Task description: Print out the records that follow, exactly and completely.

Exercise input:
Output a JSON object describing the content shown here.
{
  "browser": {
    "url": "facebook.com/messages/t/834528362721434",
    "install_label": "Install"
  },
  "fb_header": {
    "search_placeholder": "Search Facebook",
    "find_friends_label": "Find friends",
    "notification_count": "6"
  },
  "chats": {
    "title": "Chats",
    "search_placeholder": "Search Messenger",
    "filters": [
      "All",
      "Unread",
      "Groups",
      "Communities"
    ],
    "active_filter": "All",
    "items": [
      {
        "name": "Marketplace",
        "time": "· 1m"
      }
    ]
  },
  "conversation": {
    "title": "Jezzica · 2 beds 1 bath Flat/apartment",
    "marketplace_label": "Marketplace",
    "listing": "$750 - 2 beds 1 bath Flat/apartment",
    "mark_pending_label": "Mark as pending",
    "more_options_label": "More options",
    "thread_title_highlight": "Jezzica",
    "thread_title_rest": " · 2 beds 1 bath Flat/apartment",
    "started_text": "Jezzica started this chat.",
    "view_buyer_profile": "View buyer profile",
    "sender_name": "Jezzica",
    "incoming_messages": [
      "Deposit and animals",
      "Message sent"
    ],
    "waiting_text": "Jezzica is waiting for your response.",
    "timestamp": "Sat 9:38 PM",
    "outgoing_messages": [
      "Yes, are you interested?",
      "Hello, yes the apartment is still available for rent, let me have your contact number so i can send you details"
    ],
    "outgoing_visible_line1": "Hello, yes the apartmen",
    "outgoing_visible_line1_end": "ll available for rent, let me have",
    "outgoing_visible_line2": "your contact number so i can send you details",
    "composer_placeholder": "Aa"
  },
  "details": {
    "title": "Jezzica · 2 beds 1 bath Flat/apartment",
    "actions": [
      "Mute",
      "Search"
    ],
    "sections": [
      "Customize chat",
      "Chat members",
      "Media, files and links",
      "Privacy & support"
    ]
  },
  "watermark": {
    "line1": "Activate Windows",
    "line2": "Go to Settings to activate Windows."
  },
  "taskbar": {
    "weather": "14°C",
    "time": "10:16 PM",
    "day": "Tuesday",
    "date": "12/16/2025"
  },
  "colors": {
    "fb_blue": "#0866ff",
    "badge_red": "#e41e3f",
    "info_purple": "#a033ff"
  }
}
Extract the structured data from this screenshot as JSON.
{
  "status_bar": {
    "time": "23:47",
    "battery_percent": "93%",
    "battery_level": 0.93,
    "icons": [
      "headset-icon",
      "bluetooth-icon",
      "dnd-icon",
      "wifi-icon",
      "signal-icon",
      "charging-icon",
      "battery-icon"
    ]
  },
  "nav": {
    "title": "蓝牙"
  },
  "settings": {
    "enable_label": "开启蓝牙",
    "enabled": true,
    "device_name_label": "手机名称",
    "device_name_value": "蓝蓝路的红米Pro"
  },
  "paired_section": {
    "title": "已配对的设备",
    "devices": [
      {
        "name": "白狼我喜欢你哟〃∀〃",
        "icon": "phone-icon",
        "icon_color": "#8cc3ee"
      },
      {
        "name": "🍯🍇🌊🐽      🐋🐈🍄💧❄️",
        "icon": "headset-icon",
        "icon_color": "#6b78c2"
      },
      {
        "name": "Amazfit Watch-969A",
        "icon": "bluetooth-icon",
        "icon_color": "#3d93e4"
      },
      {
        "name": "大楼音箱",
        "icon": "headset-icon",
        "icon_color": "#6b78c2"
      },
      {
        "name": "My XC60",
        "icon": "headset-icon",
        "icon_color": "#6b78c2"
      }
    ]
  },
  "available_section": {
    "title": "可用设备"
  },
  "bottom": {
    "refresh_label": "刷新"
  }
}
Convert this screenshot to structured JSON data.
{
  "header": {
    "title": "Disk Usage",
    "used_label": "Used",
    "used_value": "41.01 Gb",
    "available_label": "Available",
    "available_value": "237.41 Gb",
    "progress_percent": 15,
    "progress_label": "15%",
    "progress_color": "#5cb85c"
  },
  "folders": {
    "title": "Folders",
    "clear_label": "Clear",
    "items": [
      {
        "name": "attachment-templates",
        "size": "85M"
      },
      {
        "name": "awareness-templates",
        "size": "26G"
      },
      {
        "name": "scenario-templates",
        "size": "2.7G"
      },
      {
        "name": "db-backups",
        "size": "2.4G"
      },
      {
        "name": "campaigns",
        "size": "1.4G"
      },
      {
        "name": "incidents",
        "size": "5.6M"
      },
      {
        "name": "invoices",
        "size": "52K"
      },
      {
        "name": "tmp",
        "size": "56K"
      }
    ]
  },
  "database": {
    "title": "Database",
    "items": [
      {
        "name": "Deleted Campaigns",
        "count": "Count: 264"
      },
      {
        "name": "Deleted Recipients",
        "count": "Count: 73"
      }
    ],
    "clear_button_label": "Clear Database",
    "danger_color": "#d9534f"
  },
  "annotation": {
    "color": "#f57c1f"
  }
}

Task result:
Output a JSON object describing the content shown here.
{
  "browser": {
    "url": "facebook.com/messages/t/834528362721434",
    "install_label": "Install"
  },
  "fb_header": {
    "search_placeholder": "Search Facebook",
    "find_friends_label": "Find friends",
    "notification_count": "6"
  },
  "chats": {
    "title": "Chats",
    "search_placeholder": "Search Messenger",
    "filters": [
      "All",
      "Unread",
      "Groups",
      "Communities"
    ],
    "active_filter": "All",
    "items": [
      {
        "name": "Marketplace",
        "time": "· 1m"
      }
    ]
  },
  "conversation": {
    "title": "Jezzica · 2 beds 1 bath Flat/apartment",
    "marketplace_label": "Marketplace",
    "listing": "$750 - 2 beds 1 bath Flat/apartment",
    "mark_pending_label": "Mark as pending",
    "more_options_label": "More options",
    "thread_title_highlight": "Jezzica",
    "thread_title_rest": " · 2 beds 1 bath Flat/apartment",
    "started_text": "Jezzica started this chat.",
    "view_buyer_profile": "View buyer profile",
    "sender_name": "Jezzica",
    "incoming_messages": [
      "Deposit and animals",
      "Message sent"
    ],
    "waiting_text": "Jezzica is waiting for your response.",
    "timestamp": "Sat 9:38 PM",
    "outgoing_messages": [
      "Yes, are you interested?",
      "Hello, yes the apartment is still available for rent, let me have your contact number so i can send you details"
    ],
    "outgoing_visible_line1": "Hello, yes the apartmen",
    "outgoing_visible_line1_end": "ll available for rent, let me have",
    "outgoing_visible_line2": "your contact number so i can send you details",
    "composer_placeholder": "Aa"
  },
  "details": {
    "title": "Jezzica · 2 beds 1 bath Flat/apartment",
    "actions": [
      "Mute",
      "Search"
    ],
    "sections": [
      "Customize chat",
      "Chat members",
      "Media, files and links",
      "Privacy & support"
    ]
  },
  "watermark": {
    "line1": "Activate Windows",
    "line2": "Go to Settings to activate Windows."
  },
  "taskbar": {
    "weather": "14°C",
    "time": "10:16 PM",
    "day": "Tuesday",
    "date": "12/16/2025"
  },
  "colors": {
    "fb_blue": "#0866ff",
    "badge_red": "#e41e3f",
    "info_purple": "#a033ff"
  }
}
Extract the structured data from this screenshot as JSON.
{
  "status_bar": {
    "time": "23:47",
    "battery_percent": "93%",
    "battery_level": 0.93,
    "icons": [
      "headset-icon",
      "bluetooth-icon",
      "dnd-icon",
      "wifi-icon",
      "signal-icon",
      "charging-icon",
      "battery-icon"
    ]
  },
  "nav": {
    "title": "蓝牙"
  },
  "settings": {
    "enable_label": "开启蓝牙",
    "enabled": true,
    "device_name_label": "手机名称",
    "device_name_value": "蓝蓝路的红米Pro"
  },
  "paired_section": {
    "title": "已配对的设备",
    "devices": [
      {
        "name": "白狼我喜欢你哟〃∀〃",
        "icon": "phone-icon",
        "icon_color": "#8cc3ee"
      },
      {
        "name": "🍯🍇🌊🐽      🐋🐈🍄💧❄️",
        "icon": "headset-icon",
        "icon_color": "#6b78c2"
      },
      {
        "name": "Amazfit Watch-969A",
        "icon": "bluetooth-icon",
        "icon_color": "#3d93e4"
      },
      {
        "name": "大楼音箱",
        "icon": "headset-icon",
        "icon_color": "#6b78c2"
      },
      {
        "name": "My XC60",
        "icon": "headset-icon",
        "icon_color": "#6b78c2"
      }
    ]
  },
  "available_section": {
    "title": "可用设备"
  },
  "bottom": {
    "refresh_label": "刷新"
  }
}
Convert this screenshot to structured JSON data.
{
  "header": {
    "title": "Disk Usage",
    "used_label": "Used",
    "used_value": "41.01 Gb",
    "available_label": "Available",
    "available_value": "237.41 Gb",
    "progress_percent": 15,
    "progress_label": "15%",
    "progress_color": "#5cb85c"
  },
  "folders": {
    "title": "Folders",
    "clear_label": "Clear",
    "items": [
      {
        "name": "attachment-templates",
        "size": "85M"
      },
      {
        "name": "awareness-templates",
        "size": "26G"
      },
      {
        "name": "scenario-templates",
        "size": "2.7G"
      },
      {
        "name": "db-backups",
        "size": "2.4G"
      },
      {
        "name": "campaigns",
        "size": "1.4G"
      },
      {
        "name": "incidents",
        "size": "5.6M"
      },
      {
        "name": "invoices",
        "size": "52K"
      },
      {
        "name": "tmp",
        "size": "56K"
      }
    ]
  },
  "database": {
    "title": "Database",
    "items": [
      {
        "name": "Deleted Campaigns",
        "count": "Count: 264"
      },
      {
        "name": "Deleted Recipients",
        "count": "Count: 73"
      }
    ],
    "clear_button_label": "Clear Database",
    "danger_color": "#d9534f"
  },
  "annotation": {
    "color": "#f57c1f"
  }
}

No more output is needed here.